My junior year I was able to play in the pit orchestra for Brigadoon. Lots of oboe and bassoon solos. I played saxophone again in the marching band. We had a new Marching band director. He kind of shook things up and changed things around. Now we had to memorize our music...I could barely remember how to play the sax that fall let alone learn the music too. I did more marching than playing that year. What I remember most of that year was the seniors. I had played with many of them for 2 years. I would miss them when they left. I was never close to any of them (except that one clarinet player) but for whatever reason I really wanted to be friends with them. Those pesky trombone players and their spray bottles picked on me endlessly.

My senior year I tried out for drum major. There was a new girl who had been drum major at her old school. I didn't make it. But I didn't have to worry about the saxophone that year. The bass drum line was made up of two oboe players, a clarinet and a bassoon player. We were used to playing together. I had known one of the oboes players for years and the other since seventh grade. It was kind of fun as the drum line is the star of any marching band, but something new is always a challenge. The freshman started to learn the basics of marching. I helped out during a semi-free hour. It kind of fulfilled my desire to be drum major. The Wiz was the musical of the year...the jazz band provided the music. I was kind of bummed. I always loved to listen to the jazz band.

I don't remember being terribly sad about giving my bassoon back to the band director that year, but I must have been. I probably didn't realize in the excitement of graduation how much I would miss making music with the band and the orchestra and the directors of both and the people who worked together an hour or more a day to make music.

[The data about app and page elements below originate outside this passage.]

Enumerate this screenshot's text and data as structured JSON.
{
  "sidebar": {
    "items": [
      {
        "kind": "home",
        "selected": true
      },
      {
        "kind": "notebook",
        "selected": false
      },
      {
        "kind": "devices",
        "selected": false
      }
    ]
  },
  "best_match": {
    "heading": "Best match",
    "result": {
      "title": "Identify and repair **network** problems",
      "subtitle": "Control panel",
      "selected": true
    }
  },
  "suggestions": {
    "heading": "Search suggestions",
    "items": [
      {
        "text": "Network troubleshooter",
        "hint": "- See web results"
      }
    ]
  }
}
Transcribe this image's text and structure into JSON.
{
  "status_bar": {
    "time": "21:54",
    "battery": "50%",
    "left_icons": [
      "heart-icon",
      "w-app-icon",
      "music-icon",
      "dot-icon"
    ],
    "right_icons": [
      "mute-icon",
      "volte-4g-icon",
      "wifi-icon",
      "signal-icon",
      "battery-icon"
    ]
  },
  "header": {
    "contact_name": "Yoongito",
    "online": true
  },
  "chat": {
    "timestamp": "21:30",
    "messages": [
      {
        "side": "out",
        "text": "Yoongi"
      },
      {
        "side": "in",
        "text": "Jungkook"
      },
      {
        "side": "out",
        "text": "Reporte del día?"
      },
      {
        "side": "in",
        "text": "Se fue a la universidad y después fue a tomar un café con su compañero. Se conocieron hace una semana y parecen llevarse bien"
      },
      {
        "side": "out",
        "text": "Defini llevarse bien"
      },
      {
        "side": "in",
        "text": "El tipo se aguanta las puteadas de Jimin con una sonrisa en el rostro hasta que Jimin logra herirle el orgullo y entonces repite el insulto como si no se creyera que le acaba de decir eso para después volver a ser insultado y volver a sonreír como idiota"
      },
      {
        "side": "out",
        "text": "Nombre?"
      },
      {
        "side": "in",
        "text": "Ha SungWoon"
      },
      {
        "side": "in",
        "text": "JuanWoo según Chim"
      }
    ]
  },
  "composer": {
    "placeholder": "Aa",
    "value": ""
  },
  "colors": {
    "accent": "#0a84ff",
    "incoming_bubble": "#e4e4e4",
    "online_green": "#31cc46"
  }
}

Now as I look back I try not to be sad. I try to be grateful for what I learned in my short music career; I am sure that the list would be endless. I remember with fondness the people I worked with. I am happy that I have reconnected with some on Facebook. I think the thing I enjoyed most was being in the middle of a group that worked hard together to make something enjoyable for others. Since I graduated I haven't found the joy and excitement from being part of such a large and varied group. I think some of the excitement comes from age...the ups and downs have mellowed.

I do think, as I did tonight, that every time I see a symphony in action I will see the faces of those I grew up with and made music with: Kenny and Charlie (percussion); Ward, Valerie, Brad (clarinet); Liz, Mellie, Carrie, Tina (flute); Mickey and Mari (oboe); Steve, Emily, Dave, Cam (trombone); Mike, Ron, Richard, Steve, John (trumpet); Eric, Nancy (sax); Derek, the young concertmaster, Chicca, Jessica, Catherine (strings); the crazy Hungarian who loved to teach and the steady Purdue fan who was a quiet and steady director. And of course many many many more.

The music alone is moving and powerful. The people who are part of the memory are priceless.

Thanks you all for helping me to grow into who I am.

1 comment:

Anonymous said...

I'm not supposed to be crying at my desk...
but thanks much for this!